I completely agree. I lived in China for nine years. Having grown up in a small town in rural America and lived most of my adult life in a house that sat a few thousand meters from its nearest neighbor, I moved to Beijing, a city of 22 million, where personal space is, by necessity, simply non-existent. If you can’t get used to the idea of your face being mere inches away from the face of the stranger standing next to you on a crowded subway, you won’t survive.
Looking back, however, learning to live without personal space was more a process of personal liberation than an accommodation to my new reality. Never in my sixty-three years have I learned more about myself or become more comfortable in my own skin.
The book is a chronicle of philosophy on the topic of silence. But rather than just summarizing that discussion, Kagge applies it to everything from exploring the underground world of New York City to the appreciation of art and music.
Which is pretty bold, when you think about it. He could sell a lot of books merely sharing some of his unusual and exotic tales of adventure. But he doesn’t do that here. He is wagering this book on his ability to share himself at the most intimate level.

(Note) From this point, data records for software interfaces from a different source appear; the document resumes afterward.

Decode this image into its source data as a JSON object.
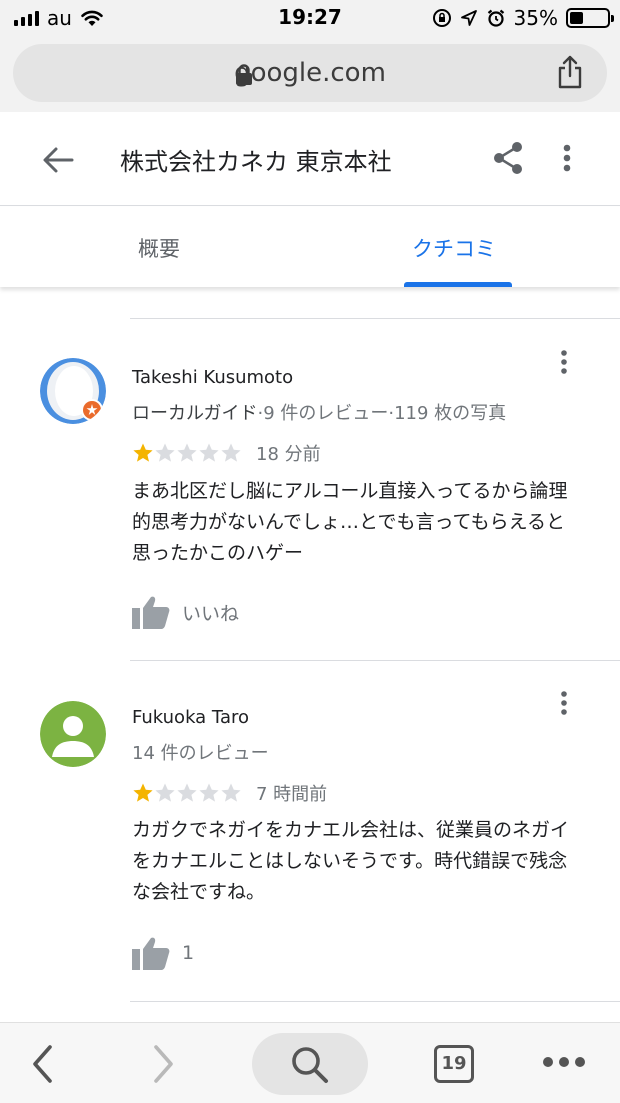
{
  "status_bar": {
    "carrier": "au",
    "time": "19:27",
    "battery_percent": "35%",
    "battery_level": 0.35
  },
  "browser": {
    "url_domain": "google.com",
    "open_tabs": "19"
  },
  "place": {
    "title": "株式会社カネカ 東京本社"
  },
  "tabs": [
    {
      "label": "概要",
      "active": false
    },
    {
      "label": "クチコミ",
      "active": true
    }
  ],
  "colors": {
    "accent": "#1a73e8",
    "star_filled": "#f4b400",
    "star_empty": "#dadce0",
    "local_guide_badge": "#ea6b2c",
    "avatar_blue": "#4a8fe0",
    "avatar_green": "#7cb342"
  },
  "reviews": [
    {
      "reviewer": "Takeshi Kusumoto",
      "meta_role": "ローカルガイド",
      "meta_counts": "·9 件のレビュー·119 枚の写真",
      "rating": 1,
      "max_rating": 5,
      "time": "18 分前",
      "text": "まあ北区だし脳にアルコール直接入ってるから論理的思考力がないんでしょ…とでも言ってもらえると思ったかこのハゲー",
      "like_label": "いいね",
      "avatar_icon": "local-guide-avatar"
    },
    {
      "reviewer": "Fukuoka Taro",
      "meta_counts": "14 件のレビュー",
      "rating": 1,
      "max_rating": 5,
      "time": "7 時間前",
      "text": "カガクでネガイをカナエル会社は、従業員のネガイをカナエルことはしないそうです。時代錯誤で残念な会社ですね。",
      "like_count": "1",
      "avatar_icon": "default-person-avatar"
    }
  ]
}
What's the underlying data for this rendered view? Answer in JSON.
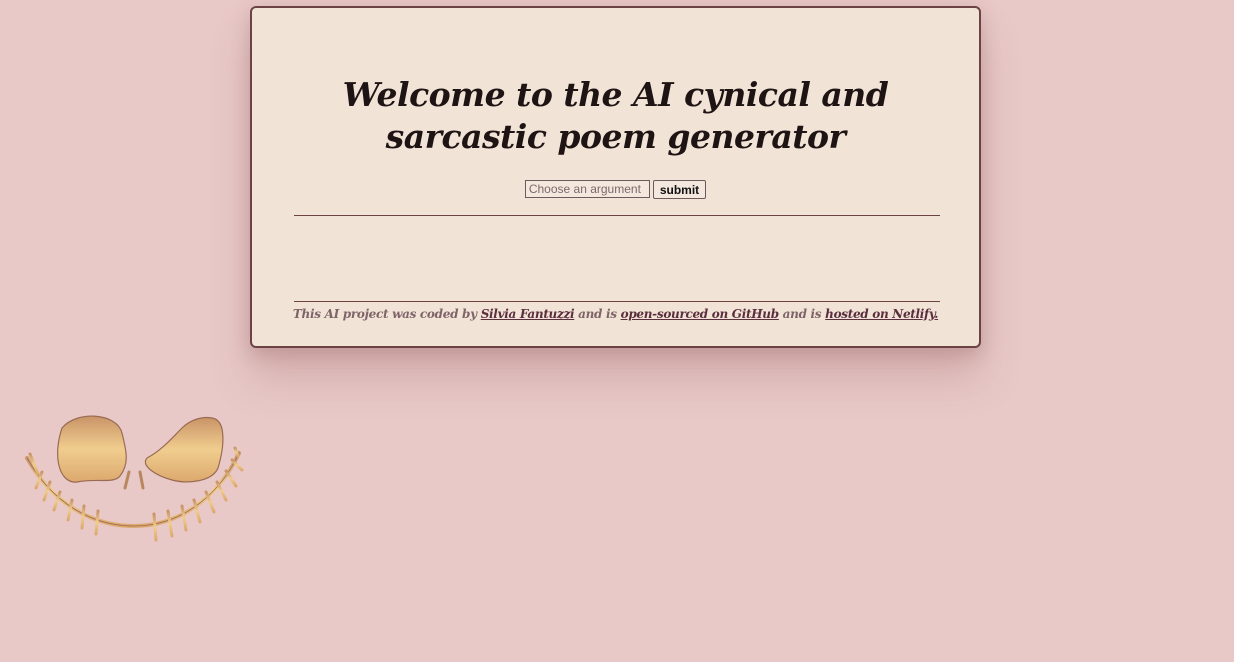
{
  "header": {
    "title": "Welcome to the AI cynical and sarcastic poem generator"
  },
  "form": {
    "input_placeholder": "Choose an argument",
    "input_value": "",
    "submit_label": "submit"
  },
  "poem": {
    "text": ""
  },
  "footer": {
    "text_1": "This AI project was coded by ",
    "author_link": "Silvia Fantuzzi",
    "text_2": " and is ",
    "github_link": "open-sourced on GitHub",
    "text_3": " and is ",
    "netlify_link": "hosted on Netlify."
  },
  "colors": {
    "background": "#e8c9c8",
    "card": "#f2e3d7",
    "border": "#6b4345",
    "face_gold": "#e3b978"
  },
  "decoration": {
    "icon": "smiling-face-icon"
  }
}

And I think he is successful. This is a very good book by a very intriguing individual. Silence, as Kagge points out, is all about listening-to self, the people you love, and the world around you. That’s where you find joy and purpose.
Around the time I gave up on music during hikes and walks, I was turned onto minimalism. While minimalism and silence may not go hand-in-hand, they are both ideas and concepts that have come on with a maturity and better understanding of what is important in the world. I find myself now teaching my daughters about the importance of little things, and how big they can seem and how much we can learn. Looking at two blades of grass on the surface sounds boring, but when you get down to the details it is fascinating. Silence is the same.
This book was recommended by my father who is a wise 68. He is one of the wisest people I know--so I bought the book and read it last week. It's a potentially quick read, but that's dangerous. A book like this needs to be taken slowly and digested. Philosophical at it's core, you need to allow yourself the time to really soak up what Kagge is saying... if you can do that, you'll be better for it. You'll appreciate things you never considered before, and life will be richer.
Top reviews from other countries
"Silence" arrives alongside a glut of miniature volumes that would be Profound, offered by the likes of Alain de Botton,
and generally stashed by the checkout counter in physical bookstores to afford impulse purchase. I'm afraid it won't help you think about silence, solitude and emptiness any more than, say, Werner Herzog's journal of a walk across snowbound Europe, and left me at least with the slightly soiled feeling of having been successfully taken in by a marketing machine consecrated to substituting the superficial appearance of profundity for the real thing.